Claverton Pumping Station is a unique surviving example of a Georgian beam engine, situated just two miles from Bath. The Grade I listed building has flooded 18 times since October, with the highest flood reaching 8 foot high inside the building.

January floods compared to normal conditions.

The building has a complex relationship with water. One of the few surviving historical canal pumping stations, it was the only major canal pumping station to be water driven.

“We rely on water for power” explains Dr Julian Stirling, Chair of Trustees for the charity that operates the pumping station. “We need two tonnes of water a second to drive the waterwheel. It is hard to think of a location that has enough water in the summer to drive the pump, which isn’t sometimes underwater in the winter.”

The building has flooded regularly for the last 200 years. The oldest flood mark carved into the wall dates back to 1815. But the relentless flooding of this winter is not usual and is starting to cause problems.

“The building is incredibly flood resilient, it has built in drainage channels so water can escape, loads of air flow to help the building dry out. But we have flooded every week or two for the past seven months, there is no time for the timber to dry, and rot is starting to set in.” said Julian.

Unfortunately, there is little that can be done to prevent flooding. A mill stream runs right through the building to power the waterwheel. When the River Avon bursts its banks the building can be sitting in a 300 metre wide valley full of water.

A view across the flooded valley

Each flood covers the building in a layer of silt. The layer of silt traps moisture in the building, making rot worse. After every flood, volunteers have to clean the building. As the floods get higher more surfaces need cleaning. Floors, cupboards, stairs, window sills. The highest floods reach the next floor, and the even the ceiling below needs cleaning.

“The best time to clean the building is when there is still two inches of water over the floor” added Dr Stirling. “We stir up the silt and the flowing river helps to move it out of the building. If the flood goes down overnight, then it takes much longer to clean up.”

Julian cleaning up during a flood

With with severe flooding predicted to become more common with climate change, the volunteers are worried about the future. They are trying to raise £5,000 to help them repair the building and to make changes where possible to become even more flood resilient.

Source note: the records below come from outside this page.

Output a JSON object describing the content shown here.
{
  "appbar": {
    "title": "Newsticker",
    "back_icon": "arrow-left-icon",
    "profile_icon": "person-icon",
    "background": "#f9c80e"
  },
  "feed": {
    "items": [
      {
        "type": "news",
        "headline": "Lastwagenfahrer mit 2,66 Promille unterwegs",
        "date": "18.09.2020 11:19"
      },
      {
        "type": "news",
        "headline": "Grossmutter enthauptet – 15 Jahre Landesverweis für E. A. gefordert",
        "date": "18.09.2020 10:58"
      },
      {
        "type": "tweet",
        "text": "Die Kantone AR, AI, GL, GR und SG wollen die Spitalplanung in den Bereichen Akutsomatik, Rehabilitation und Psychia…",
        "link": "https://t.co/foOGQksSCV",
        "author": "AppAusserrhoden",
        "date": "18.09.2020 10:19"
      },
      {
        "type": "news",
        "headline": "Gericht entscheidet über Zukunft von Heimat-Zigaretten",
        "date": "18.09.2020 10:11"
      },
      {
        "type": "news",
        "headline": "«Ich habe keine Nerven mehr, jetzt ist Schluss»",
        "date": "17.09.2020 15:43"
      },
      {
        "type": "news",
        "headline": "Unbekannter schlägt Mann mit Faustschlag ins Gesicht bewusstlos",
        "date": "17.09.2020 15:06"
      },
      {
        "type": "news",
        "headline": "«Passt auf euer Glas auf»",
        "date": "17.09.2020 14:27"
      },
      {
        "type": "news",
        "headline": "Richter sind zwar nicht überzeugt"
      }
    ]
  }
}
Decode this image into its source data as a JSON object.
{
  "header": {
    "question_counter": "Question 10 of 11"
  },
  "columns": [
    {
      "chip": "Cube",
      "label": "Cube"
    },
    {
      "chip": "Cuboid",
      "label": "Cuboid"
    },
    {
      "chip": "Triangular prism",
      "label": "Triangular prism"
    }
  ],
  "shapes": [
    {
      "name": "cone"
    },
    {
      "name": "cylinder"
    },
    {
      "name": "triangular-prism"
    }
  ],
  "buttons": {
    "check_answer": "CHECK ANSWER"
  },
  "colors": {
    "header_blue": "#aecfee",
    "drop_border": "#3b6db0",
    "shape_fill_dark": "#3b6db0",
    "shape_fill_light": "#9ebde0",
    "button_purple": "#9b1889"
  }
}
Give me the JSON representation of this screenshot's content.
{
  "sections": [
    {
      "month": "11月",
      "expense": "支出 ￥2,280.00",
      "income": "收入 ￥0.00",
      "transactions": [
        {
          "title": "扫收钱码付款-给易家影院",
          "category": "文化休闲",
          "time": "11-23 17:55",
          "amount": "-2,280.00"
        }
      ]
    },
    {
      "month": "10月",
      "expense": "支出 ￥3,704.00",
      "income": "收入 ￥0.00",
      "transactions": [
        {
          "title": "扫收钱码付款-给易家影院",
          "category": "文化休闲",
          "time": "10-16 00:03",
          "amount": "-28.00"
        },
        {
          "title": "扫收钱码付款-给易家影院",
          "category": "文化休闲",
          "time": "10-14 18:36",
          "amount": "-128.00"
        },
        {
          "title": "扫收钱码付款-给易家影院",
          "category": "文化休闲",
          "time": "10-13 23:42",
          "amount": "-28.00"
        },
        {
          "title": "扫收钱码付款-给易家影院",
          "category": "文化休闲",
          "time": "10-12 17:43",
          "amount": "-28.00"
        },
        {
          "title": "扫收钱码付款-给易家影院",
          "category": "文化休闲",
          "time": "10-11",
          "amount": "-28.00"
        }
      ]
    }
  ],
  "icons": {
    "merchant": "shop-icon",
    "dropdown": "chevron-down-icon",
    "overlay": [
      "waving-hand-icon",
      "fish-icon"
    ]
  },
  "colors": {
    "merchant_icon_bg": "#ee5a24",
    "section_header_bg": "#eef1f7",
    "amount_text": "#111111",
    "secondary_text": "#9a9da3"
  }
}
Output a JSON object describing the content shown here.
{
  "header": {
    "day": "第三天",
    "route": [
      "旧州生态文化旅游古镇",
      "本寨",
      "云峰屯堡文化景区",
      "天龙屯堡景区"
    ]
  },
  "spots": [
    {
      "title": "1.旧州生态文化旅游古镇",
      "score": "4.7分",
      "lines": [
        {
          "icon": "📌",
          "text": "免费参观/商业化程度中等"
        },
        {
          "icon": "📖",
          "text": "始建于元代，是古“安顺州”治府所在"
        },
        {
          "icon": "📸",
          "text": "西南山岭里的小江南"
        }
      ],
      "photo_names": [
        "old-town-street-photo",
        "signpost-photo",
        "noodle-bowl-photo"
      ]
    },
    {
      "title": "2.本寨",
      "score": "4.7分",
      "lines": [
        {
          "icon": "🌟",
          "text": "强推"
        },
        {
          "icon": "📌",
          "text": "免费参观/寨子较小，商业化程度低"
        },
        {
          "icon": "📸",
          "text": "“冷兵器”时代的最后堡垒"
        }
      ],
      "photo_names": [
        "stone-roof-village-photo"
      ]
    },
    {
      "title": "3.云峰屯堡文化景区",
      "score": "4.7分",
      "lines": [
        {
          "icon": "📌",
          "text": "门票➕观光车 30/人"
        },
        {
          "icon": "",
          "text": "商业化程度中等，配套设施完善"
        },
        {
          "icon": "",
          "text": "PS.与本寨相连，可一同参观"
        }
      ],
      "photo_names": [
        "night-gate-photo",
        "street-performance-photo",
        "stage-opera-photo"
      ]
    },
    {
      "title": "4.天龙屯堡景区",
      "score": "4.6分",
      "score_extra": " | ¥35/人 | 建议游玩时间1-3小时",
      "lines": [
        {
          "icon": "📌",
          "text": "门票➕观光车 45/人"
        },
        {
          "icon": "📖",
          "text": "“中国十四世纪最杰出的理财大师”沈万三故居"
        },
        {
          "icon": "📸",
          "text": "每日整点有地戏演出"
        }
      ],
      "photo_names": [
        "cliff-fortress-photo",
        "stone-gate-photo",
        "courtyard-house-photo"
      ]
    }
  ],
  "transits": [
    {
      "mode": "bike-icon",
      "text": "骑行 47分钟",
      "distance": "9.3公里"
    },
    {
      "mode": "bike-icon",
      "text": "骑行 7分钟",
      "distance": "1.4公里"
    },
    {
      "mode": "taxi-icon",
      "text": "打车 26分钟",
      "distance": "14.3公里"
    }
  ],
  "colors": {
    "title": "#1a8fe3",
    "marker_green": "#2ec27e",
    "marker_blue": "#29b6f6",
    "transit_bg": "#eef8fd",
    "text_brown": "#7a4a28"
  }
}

“It is a lot of work to get ready for the open season after a winter of flooding.” said Julian “Everything from safety guarding, to benches and displays must be moved for the winter, timing when to bring them back into the building is difficult. We got it wrong this year and some of it had to be rescued from a rising flood. We hope to make some changes so that safety guarding is also flood proof and can be left downstairs.”

The pumping station last flooded on the 5th of April. Despite this volunteers have rallied and managed to get the pumping station ready to open for their first open days on the 9th of April and 13th of April.

“If we don’t get any more floods then we will be open. We won’t be able to run the waterwheel as planned on the 13th as the flood has brought down a tree blocking the leat. It has been an incredible effort to get the site ready for opening so soon after a flood. We really need to make some changes before our volunteers burn out.”

Online fundraiser can be found here: